In the previous Halacha, we have begun discussing the prohibition of verbal oppression between man and his fellow and between husband and wife. We shall now discuss some of the laws of verbal oppression based on the rulings of Maran Ha’Shulchan Aruch (Choshen Mishpat, Chapter 228).
The Gemara (Baba Metzia 58b) states: “Our Sages taught: ‘One shall not oppress his fellow,’ this refers to verbal oppression although it is not monetary cheating. What is verbal oppression? One should not affix his eyes to a sale when one has no money.” This means that one should not inquire about the price of a given item if one has no intention of purchasing it. Similarly, one may not enter a store where a given item is sold and ask how much it costs if one has no intention of buying it at the present time and only wishes to know the price out of curiosity, for the seller believes that his reply will yield positive results and that the inquirer may purchase the item. Thus, the inquirer will have transgressed this prohibition on the part of the seller.
Another example is, as follows: One calls an expert carpenter to one’s home to build kitchen cabinets. In order to know how to plan the modeling of the kitchen, the individual enters many large stores where kitchens are sold and troubles the sellers with his various questions merely in order to get an idea of how to design his personal kitchen in an esthetic manner and then to request from his personal carpenter to do this job. This is indeed considered verbal oppression since one is bothering the owners and workers of the store for no reason while they think that something will actually come out of all of his inquiries. The individual is merely taking advantage of their naivety.
A Ba’al Teshuva
If one knows an individual who is a “Ba’al Teshuva” (a non-observant Jew who has since repented), one may not tell him, “Remember your previous deeds (lifestyle),” for this causes the individual to remember his past sins and causes him needless pain. Similarly, one may not tell the child of converts, “Remember the deeds of your parents,” for this is likewise needlessly taunting him. We have mentioned in the previous Halacha that verbally offending a convert is more severe than offending others because we have been warned about this multiple times in the Torah.
The verse in the Book of Iyov (4, 6-7) states that when terrible calamities and suffering befell Iyov, his friends came to him and told him, “Is not your fear your confidence and your hope the integrity of your ways?
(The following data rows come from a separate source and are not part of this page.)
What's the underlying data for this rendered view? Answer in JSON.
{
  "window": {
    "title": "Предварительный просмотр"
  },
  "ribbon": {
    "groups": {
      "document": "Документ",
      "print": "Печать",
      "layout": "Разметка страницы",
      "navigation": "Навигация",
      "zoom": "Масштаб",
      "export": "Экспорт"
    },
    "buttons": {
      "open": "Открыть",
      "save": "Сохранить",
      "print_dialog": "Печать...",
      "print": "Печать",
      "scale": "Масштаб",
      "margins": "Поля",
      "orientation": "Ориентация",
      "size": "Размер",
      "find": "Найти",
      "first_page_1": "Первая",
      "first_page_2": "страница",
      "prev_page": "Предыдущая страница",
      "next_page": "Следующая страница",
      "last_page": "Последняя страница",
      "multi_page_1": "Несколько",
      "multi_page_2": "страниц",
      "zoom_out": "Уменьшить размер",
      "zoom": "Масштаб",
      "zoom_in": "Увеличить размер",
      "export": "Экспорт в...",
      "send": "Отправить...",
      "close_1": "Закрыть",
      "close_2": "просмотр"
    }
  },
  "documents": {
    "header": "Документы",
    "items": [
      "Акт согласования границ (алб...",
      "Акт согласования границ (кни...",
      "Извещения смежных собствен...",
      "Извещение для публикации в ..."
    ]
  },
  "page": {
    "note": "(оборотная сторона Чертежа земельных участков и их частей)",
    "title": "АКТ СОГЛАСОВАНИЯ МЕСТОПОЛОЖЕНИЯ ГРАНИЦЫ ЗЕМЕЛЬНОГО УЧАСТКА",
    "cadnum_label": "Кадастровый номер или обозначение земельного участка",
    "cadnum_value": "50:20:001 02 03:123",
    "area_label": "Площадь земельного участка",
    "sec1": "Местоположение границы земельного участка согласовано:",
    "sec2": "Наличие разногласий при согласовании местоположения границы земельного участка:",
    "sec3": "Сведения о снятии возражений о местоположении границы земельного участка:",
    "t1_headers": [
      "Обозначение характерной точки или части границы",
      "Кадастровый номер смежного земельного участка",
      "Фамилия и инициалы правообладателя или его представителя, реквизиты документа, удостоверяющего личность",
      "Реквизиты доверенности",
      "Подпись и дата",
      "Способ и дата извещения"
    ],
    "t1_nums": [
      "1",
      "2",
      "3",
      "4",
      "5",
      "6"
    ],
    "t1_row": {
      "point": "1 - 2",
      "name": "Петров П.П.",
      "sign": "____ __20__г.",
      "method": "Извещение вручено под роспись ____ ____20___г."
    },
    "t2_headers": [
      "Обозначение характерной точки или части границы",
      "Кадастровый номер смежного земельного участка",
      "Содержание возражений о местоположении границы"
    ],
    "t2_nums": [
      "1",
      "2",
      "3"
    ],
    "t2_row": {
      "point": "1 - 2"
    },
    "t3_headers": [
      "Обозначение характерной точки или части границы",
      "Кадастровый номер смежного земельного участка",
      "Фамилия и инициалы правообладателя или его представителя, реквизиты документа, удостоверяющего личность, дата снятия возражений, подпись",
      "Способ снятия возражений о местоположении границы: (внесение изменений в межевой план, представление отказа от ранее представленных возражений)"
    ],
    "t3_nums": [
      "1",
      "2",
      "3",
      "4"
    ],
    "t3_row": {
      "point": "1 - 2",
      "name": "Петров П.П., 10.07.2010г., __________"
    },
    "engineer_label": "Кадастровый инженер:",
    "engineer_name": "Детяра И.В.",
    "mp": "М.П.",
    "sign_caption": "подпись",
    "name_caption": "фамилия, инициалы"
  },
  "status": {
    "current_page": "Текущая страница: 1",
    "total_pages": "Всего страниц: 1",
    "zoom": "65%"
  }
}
Remember who ever perished being innocent?” This means that they meant to tell him that the calamities were befalling him because of his sins which only served to add onto his suffering and pain. The Gemara states that one should not say such things to someone whom suffering and punishments have befallen, for this is considered verbal oppression; Maran Ha’Shulchan Aruch rules likewise. Nevertheless, the Perisha (authored by one of the greatest Acharonim, Rabbeinu Yehoshua Volk Katz, a student of the great Maharshal and Rama) writes that Iyov’s friends were correct in what they told him, for Iyov was busy justifying himself and though that, G-d-forbid, Hashem was acting unjustly with him. This is why they needed to rebuke him and convince him that the suffering he was experiencing was a result of his sins.